 U.S. Energy Information Administration (EIA), “Renewable Energy Explained,” http://bitly.ws/AkUJ.
 International Renewable Energy Agency (IRENA), Renewable Power Generation Costs In 2021 (Abu Dhabi: IRENA, 2022), http://bitly.ws/AkZU.
 International Renewable Energy Agency (IRENA), “Majority of New Renewables Undercut Cheapest Fossil Fuel on Cost,” June 22, 2021, http://bitly.ws/Ah2t.
 Jeromin Zettelmeyer, Simone Tagliapietra, Georg Zachmann, and Conall Heussaff, “Beating the European Energy Crisis,” International Monetary Fund (IMF), December 2022, http://bitly.ws/Ah3d.
 Giovanni Sgaravatti, Simone Tagliapietra, Cecilia Trasi, and Georg Zachmann, “National Fiscal Policy Responses to the Energy Crisis,” Bruegel, February 13, 2023, http://bitly.ws/Ah3A.
 International Energy Agency (IEA), “Day-ahead and Month-ahead TTF Prices in European Union, August-October 2022,” November 2, 2022, http://bitly.ws/AnJZ.
 Gabriel Di Bella, Mark Flanagan, Karim Foda et. al., Natural Gas in Europe: The Potential Impact of Disruptions to Supply, International Monetary Fund (IMF), July 19, 2022, http://bitly.ws/AnLz.
 Stanley Reed, “Natural Gas Prices in Europe Fall to Pre-invasion Levels,” New York Times , January 3, 2023, http://bitly.ws/Ah3R.
 European Commission, “Commission Proposes a New EU Instrument to Limit Excessive Gas Price Spikes,” November 22, 2022, http://bitly.ws/AqcL.
 European Council, “Member States Commit to Reducing Gas Demand by 15% Next Winter,” July 26, 2022, http://bitly.ws/Ah4b.
 Eurostat, ” Renewable Energy Statistics,” January 2023, http://bitly.ws/AqdU.
 European Commission,” REPowerEU: Affordable, Secure and Sustainable Energy for Europe,” http://bitly.ws/Aqea.
 European Commission, “Recovery and Resilience Facility,” http://bitly.ws/Aqg2.

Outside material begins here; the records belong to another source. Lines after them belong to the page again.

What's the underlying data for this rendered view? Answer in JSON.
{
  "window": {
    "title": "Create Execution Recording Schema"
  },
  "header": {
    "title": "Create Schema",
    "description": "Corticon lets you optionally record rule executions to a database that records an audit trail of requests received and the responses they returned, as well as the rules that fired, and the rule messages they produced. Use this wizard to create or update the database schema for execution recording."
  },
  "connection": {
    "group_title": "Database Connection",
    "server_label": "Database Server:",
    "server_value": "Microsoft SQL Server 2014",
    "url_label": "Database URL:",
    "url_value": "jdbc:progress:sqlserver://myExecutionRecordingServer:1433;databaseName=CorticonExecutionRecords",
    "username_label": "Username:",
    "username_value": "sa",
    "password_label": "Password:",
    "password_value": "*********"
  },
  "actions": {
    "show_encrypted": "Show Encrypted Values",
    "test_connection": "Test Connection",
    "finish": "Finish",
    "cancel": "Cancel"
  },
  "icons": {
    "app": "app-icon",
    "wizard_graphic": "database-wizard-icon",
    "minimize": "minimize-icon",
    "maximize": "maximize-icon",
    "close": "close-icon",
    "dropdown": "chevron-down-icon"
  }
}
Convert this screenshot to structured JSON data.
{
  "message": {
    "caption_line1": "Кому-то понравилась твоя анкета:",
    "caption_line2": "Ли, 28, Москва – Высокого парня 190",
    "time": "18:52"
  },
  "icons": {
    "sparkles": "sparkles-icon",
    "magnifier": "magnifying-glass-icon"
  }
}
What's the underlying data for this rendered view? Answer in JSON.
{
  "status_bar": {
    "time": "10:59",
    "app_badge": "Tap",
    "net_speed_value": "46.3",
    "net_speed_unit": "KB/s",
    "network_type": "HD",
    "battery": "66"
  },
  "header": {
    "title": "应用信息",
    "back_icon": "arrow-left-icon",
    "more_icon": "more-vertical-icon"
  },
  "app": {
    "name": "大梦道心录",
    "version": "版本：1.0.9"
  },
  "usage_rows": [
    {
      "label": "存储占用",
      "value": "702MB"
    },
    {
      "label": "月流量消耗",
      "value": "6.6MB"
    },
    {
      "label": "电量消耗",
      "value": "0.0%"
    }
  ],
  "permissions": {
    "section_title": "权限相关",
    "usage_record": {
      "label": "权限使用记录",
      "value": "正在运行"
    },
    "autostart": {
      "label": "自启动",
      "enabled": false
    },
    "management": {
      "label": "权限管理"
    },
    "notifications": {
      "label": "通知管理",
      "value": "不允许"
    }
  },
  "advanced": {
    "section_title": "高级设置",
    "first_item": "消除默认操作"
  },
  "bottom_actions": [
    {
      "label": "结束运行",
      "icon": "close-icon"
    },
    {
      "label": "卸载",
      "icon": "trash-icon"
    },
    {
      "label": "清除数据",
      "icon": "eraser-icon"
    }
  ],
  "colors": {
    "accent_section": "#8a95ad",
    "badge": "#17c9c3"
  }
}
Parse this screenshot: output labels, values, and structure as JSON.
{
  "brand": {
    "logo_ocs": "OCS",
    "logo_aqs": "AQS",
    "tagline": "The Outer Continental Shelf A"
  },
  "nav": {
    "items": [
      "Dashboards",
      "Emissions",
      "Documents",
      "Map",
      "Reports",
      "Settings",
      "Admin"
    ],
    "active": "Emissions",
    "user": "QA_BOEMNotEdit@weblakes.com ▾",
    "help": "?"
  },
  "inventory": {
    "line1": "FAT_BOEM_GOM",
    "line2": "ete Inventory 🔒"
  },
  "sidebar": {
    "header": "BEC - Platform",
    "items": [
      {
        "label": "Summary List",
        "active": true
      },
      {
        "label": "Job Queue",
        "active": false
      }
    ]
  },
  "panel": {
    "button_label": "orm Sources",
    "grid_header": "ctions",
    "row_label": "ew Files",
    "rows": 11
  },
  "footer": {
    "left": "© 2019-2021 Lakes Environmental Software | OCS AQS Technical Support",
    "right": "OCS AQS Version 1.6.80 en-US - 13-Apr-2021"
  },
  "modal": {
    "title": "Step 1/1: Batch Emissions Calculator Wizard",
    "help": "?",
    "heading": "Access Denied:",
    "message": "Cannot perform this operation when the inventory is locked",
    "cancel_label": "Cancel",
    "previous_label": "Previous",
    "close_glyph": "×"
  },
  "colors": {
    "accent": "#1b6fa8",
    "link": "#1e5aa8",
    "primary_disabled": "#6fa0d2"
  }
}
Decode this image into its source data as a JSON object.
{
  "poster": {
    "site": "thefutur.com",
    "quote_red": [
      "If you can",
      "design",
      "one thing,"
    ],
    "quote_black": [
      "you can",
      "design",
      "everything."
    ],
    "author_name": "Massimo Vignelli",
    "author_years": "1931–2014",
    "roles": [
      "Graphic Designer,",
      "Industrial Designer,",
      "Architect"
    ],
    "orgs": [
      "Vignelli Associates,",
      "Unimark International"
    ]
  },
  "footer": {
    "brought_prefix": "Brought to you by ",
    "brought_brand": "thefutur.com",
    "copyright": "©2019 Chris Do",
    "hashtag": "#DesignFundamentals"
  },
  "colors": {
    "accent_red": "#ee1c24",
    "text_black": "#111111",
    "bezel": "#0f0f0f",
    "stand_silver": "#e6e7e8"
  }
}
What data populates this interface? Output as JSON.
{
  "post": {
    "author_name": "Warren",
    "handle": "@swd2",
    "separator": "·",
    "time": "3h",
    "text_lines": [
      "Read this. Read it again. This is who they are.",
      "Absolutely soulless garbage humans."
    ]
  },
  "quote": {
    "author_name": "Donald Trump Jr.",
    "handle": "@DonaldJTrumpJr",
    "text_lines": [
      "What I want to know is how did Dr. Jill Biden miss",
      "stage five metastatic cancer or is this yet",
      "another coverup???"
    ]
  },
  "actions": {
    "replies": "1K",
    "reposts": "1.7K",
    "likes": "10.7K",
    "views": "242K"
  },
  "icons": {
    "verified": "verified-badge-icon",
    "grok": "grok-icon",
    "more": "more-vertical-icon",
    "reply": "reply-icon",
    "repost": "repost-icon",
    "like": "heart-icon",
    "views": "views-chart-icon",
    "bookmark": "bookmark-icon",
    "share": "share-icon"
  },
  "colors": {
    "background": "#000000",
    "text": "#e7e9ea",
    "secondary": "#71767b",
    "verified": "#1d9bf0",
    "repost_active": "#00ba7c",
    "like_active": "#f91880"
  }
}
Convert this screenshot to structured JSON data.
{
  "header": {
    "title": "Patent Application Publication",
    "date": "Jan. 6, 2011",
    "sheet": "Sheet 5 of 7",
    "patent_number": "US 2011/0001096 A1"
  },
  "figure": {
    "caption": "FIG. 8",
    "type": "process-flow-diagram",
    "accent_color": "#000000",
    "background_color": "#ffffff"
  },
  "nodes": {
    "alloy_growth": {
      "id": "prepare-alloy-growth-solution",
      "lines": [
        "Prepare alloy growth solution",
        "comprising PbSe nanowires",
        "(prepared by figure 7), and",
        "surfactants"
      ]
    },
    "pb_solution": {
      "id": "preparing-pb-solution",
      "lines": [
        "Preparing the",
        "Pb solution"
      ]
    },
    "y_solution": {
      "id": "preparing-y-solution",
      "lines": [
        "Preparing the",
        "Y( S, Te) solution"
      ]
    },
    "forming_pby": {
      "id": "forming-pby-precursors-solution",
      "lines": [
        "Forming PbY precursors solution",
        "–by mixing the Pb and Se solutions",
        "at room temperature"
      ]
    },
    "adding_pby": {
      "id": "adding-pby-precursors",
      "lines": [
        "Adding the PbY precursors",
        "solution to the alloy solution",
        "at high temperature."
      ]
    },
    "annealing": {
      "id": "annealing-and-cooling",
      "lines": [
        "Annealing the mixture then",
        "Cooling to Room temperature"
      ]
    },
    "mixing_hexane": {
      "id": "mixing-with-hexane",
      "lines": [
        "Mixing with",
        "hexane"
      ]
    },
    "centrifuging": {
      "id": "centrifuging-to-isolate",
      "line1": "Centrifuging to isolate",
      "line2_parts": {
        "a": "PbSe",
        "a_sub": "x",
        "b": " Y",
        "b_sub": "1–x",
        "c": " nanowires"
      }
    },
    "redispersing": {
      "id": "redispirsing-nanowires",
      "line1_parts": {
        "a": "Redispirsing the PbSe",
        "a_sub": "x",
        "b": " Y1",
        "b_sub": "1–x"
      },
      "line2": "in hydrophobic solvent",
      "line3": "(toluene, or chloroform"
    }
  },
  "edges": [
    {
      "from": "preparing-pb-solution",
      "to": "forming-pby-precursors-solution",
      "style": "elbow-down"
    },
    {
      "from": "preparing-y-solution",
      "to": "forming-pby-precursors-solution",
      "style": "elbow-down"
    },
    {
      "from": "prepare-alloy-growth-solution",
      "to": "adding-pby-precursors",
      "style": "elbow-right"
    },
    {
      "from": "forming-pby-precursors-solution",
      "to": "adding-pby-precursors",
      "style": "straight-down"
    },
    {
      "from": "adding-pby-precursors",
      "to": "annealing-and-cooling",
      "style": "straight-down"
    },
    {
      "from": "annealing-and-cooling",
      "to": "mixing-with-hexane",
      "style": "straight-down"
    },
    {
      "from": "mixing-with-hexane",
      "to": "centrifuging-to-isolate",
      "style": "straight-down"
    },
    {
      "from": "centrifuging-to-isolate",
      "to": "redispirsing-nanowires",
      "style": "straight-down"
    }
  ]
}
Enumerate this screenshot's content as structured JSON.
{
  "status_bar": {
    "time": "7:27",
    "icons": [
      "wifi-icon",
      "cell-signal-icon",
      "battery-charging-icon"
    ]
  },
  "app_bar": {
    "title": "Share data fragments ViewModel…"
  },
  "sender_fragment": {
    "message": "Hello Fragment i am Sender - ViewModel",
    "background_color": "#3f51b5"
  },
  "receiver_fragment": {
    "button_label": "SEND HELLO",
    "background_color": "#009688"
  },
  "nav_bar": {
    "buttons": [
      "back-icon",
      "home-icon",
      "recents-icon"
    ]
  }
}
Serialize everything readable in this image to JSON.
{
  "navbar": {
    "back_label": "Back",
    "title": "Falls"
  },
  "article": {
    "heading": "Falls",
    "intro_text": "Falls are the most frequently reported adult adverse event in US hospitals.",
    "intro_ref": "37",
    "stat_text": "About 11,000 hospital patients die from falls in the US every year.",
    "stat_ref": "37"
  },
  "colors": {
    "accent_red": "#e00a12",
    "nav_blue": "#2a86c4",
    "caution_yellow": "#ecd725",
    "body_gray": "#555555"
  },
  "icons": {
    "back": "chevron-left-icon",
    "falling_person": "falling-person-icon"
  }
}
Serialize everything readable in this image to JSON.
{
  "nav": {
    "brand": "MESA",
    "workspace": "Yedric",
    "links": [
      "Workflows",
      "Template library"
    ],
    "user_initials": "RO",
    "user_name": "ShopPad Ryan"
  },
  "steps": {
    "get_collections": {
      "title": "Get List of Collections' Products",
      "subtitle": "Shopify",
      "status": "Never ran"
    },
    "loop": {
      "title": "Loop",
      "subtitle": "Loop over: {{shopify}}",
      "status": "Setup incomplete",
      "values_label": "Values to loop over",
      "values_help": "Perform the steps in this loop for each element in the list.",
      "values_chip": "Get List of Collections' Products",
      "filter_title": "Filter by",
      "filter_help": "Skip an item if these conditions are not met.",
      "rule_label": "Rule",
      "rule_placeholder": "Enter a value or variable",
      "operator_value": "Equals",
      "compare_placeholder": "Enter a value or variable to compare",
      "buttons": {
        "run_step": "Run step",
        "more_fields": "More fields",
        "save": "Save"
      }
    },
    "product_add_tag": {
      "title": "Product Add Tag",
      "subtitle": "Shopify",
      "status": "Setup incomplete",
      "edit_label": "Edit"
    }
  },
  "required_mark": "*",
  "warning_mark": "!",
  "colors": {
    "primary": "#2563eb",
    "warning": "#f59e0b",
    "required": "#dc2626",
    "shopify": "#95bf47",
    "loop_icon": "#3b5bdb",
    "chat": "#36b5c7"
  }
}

 European Council, “Fit for 55,” http://bitly.ws/Aqji.
 European Commission, “European Green Deal: Commission Proposes Transformation of EU Economy and Society to Meet Climate Ambitions,” July 14, 2021, http://bitly.ws/Aqnh.
 European Commission, “A European Green Deal Striving to be the First Climate-neutral Continent,” http://bitly.ws/zDTs.
 OECD/European Union,”Air Pollution and Its Impact on Health in Europe: Why It Matters and How the Health Sector Can Reduce Its Burden,” in Health at a Glance: Europe 2020: State of Health in the EU Cycle (Paris: OECD Publishing, 2020), http://bitly.ws/AhYz.
 European Commission, “Circular Economy Action Plan,” http://bitly.ws/As4a.
 European Parliament, “Circular Economy: Definition, Importance and Benefits,” European Parliament News, December 2, 2015 (updated December 5, 2022), http://bitly.ws/As4T.
 Eurostat, “Renewable Energy Statistics,” http://bitly.ws/AskV.